Wednesday, November 11, 2015: 4:35 PM
253B (Salt Palace Convention Center)

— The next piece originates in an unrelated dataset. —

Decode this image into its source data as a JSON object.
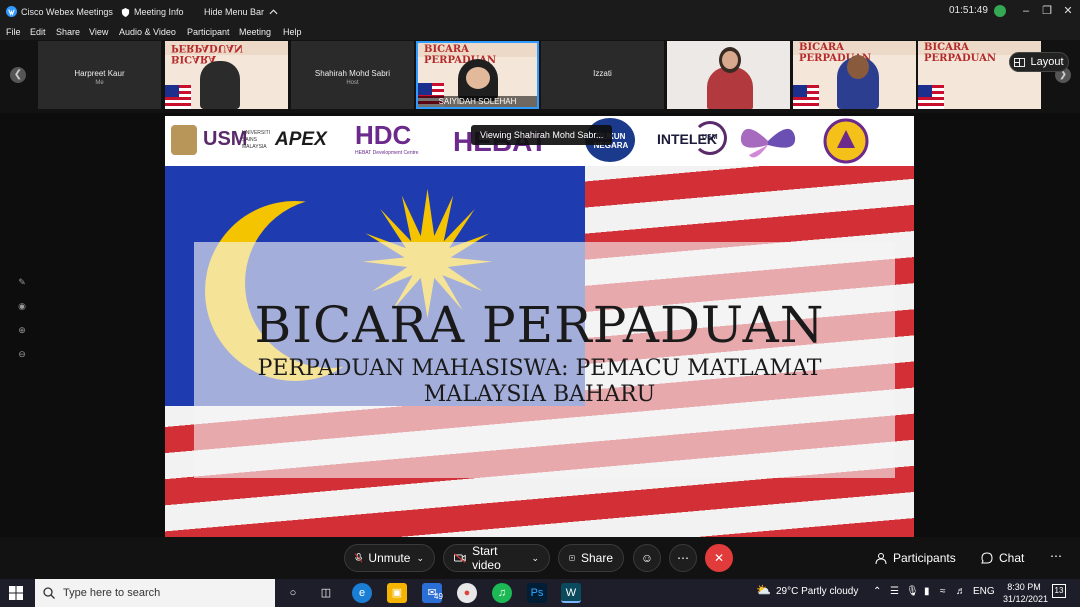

A growing body of literature shows that certain nano- to micron scale surface features or surface patterns can modulate cell behaviors in vitro and in vivo, suggesting the potential for enhancing biomaterial and device functions in vivo. In recent years, a variety of techniques has been developed to create random or patterned nano-to-micron scale features on the surface of biomaterials, including metals (e.g., titanium), polymers (e.g., biodegradable polyesters), and biocomposites. Distinctive cellular behaviors on nanostructured or microstructured surfaces have been observed and reported. This talk will discuss current methods for creating these features on biomedical device surfaces and their respective effects on cell adhesion, proliferation, and differentiation, as well as their potential for clinical translation. Special attention will be given to recent results on stem cells and bacterial cells.